    2.) Ethanol is added into gasoline supply as an oxygenate that helps the ‘dirty’ gasoline burn more complete thus significantly reducing air pollution.
    3.) Ethanol contains less BTU/gal than gasoline causing varying amounts of mileage decreases in some engines. This is more than offset by the lower cost of ethanol blended fuels at the pump. Consumers who are car people and/or cost conscience know that it is about the cost per mile driven not the cost per gallon of fuel. Ethanol blended fuels significantly reduce the cost per mile driven in comparison to ethanol free gasoline.

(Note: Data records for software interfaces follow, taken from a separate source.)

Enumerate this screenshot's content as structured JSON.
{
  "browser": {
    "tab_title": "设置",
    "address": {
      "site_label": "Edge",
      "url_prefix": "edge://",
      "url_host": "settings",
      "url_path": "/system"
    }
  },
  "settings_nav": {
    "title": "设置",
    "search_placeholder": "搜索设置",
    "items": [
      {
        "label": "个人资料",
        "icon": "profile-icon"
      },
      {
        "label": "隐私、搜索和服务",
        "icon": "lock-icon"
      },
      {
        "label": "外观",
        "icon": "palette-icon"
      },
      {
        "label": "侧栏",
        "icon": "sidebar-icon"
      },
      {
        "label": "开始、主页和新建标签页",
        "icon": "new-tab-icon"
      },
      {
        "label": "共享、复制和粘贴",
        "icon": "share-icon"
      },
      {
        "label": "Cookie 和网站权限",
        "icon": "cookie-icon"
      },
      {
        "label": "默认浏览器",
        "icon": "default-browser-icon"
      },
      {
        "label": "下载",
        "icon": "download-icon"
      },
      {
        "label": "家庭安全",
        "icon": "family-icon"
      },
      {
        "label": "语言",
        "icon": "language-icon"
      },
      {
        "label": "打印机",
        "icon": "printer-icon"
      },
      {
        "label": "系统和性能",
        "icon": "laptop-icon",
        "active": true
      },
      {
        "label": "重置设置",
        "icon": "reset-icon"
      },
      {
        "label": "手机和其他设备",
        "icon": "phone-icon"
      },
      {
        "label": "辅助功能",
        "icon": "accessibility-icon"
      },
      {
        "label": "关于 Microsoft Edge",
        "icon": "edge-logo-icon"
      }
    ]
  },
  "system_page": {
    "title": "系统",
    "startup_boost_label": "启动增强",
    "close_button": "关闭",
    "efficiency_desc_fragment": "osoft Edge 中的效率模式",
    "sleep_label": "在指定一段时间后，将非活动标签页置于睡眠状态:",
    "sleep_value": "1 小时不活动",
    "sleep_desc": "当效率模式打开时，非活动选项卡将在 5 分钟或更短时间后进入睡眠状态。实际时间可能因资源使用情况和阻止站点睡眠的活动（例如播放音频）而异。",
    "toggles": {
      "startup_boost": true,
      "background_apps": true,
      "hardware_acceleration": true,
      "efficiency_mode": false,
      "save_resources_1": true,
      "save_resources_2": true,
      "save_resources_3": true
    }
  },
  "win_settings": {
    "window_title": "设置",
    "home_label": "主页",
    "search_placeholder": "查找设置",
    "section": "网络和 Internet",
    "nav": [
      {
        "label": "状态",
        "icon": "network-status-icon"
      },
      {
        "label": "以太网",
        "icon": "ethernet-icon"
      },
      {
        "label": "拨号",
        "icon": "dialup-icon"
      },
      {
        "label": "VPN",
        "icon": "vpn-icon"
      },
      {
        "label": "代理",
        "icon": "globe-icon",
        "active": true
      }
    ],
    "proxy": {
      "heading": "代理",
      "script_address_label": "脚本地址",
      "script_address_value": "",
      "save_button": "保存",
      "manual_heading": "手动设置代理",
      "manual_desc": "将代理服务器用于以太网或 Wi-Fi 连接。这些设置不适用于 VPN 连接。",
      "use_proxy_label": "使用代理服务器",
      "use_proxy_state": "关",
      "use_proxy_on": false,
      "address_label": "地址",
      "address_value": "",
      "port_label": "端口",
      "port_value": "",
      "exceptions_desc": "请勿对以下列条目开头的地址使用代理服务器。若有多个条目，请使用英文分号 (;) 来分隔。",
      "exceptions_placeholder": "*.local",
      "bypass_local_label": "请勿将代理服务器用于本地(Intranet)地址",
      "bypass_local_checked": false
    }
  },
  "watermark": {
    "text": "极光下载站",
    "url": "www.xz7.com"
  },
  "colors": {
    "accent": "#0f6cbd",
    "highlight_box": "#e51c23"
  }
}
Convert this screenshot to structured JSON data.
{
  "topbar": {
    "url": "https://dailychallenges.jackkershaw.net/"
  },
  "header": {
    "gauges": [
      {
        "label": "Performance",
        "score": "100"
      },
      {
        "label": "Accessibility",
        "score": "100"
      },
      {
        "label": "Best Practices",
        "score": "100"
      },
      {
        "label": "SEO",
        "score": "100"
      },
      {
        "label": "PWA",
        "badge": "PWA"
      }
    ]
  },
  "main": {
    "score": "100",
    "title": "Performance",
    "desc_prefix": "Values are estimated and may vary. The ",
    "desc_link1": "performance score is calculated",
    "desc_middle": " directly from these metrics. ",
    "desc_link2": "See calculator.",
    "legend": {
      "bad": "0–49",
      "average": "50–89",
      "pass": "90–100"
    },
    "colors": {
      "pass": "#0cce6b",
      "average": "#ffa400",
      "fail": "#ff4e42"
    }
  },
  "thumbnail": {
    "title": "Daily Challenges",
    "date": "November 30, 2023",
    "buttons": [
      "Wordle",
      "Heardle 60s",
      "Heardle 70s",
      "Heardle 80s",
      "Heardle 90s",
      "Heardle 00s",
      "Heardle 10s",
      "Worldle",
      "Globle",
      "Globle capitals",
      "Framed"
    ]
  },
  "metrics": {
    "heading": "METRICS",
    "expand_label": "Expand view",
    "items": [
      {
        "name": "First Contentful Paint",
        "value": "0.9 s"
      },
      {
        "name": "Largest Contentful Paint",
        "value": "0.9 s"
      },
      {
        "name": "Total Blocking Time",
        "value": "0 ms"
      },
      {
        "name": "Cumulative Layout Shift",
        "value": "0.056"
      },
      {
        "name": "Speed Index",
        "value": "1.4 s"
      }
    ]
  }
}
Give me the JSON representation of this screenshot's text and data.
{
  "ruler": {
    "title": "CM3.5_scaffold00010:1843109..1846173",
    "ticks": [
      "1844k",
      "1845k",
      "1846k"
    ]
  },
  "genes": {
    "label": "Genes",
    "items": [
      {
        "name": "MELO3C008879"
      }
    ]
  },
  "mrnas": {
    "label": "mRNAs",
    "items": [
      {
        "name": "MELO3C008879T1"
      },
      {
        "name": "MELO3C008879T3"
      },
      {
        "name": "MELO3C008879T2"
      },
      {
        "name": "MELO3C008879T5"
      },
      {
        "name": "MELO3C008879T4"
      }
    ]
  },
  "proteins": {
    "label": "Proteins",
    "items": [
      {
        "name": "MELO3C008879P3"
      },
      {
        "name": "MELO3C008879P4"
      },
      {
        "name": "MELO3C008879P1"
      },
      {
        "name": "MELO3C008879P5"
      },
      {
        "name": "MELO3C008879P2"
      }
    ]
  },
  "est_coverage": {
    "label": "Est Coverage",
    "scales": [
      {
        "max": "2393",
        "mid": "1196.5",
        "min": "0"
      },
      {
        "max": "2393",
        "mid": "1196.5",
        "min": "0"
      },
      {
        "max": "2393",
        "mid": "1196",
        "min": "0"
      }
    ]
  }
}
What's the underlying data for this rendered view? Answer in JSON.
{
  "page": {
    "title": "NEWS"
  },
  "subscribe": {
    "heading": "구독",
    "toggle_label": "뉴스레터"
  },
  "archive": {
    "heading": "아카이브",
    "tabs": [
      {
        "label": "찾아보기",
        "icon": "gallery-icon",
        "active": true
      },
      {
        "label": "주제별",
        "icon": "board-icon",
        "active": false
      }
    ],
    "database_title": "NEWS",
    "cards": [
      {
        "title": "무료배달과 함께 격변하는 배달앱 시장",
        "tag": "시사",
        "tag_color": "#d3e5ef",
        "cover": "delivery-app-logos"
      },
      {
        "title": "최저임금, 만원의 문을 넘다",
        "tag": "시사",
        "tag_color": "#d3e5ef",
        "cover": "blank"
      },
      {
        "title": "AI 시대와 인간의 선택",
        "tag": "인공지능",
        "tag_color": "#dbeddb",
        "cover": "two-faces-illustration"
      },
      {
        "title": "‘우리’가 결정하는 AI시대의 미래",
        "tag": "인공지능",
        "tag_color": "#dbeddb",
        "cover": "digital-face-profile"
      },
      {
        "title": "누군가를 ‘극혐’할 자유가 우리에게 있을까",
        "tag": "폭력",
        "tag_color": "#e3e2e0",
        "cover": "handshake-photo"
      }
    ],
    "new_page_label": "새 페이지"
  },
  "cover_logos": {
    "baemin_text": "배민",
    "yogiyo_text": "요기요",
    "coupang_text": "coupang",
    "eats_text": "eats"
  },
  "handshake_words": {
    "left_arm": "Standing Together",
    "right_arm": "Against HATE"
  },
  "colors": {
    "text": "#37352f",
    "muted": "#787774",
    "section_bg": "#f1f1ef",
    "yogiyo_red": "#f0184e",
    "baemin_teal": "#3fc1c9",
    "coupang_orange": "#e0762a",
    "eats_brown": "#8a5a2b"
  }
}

  4. Thank you Mr. Rakestraw for your service to America. You are on target by supporting the RFS. Without it, the oil sector will simply continue to operate under the status quo, where they control what fuels consumers can find at the pump. EPA is considering changes to the RFS because of the heavy-handed politics of the high profit oil sector. Since the RFS was enacted, deforestation in the Brazilian Amazon has been reduced to the slowest pace since deforestation has been tracked. and US crop land has been decreasing (2-3% lower today than in the 1990′s), farmers have switched production between crops and received their income from the market instead of from the federal government. Reducing ethanol production will increase the demand for tar sands oil and will increase environmentally harsh fracking.

  5. Darrell: I apologize for misspelling your last name in my previous post. I will say that when I re-read the article, there was a disagreement between its spelling in the lead paragraph and in the cutline for the photo of you, though I seemed to have used neither of those spellings! I hope you can overlook this…

  6. Mr. Glick I never said Big Oil lowered the standards so you should get your facts straight and not misquote articles; I clearly stated that the EPA lower the standards.

    Randy, Michael, and Fuel Freedom thank you for your supportive comments. This is an issue that needs to be brought to everyone’s attention.

    Michael, no worries about the misspelling. I noticed that in the article as well.

    God Bless



  7. Well, if no one else will say it, I will: The oil industry was responsible for the EPA decision. They put enough pressure on those who they can pressure to make this happen. Ken Glick’s comments (above) are, of course, a joke, as were those statements made in the recent AP story that he probably used as his source.

    Mr. Rakestraw is correct to feel the way he does, and every single American should agree with him.

    Marc J. Rauch
    Exec. Vice President/Co-Publisher

  8. I was going to write to Ken Glick about his comments (posted above), and visited the website of the company he claims to be associated with. However, I couldn’t find anyone by that name on the EEI website. There is no one on the management team by that name, and a search of “Ken Glick” on the website provided no information.

    I did a Google search of the name and found additional comments posted at various websites by a “Ken Glick of EEI” but again there is no greater identification of such a person.

    So I guess that when Ken Glick (whoever he is) writes that he doesn’t believe that Big Oil is behind the efforts to change the RFS it’s because he himself doesn’t exist.

    Marc J. Rauch
    Exec. Vice President/Co-Publisher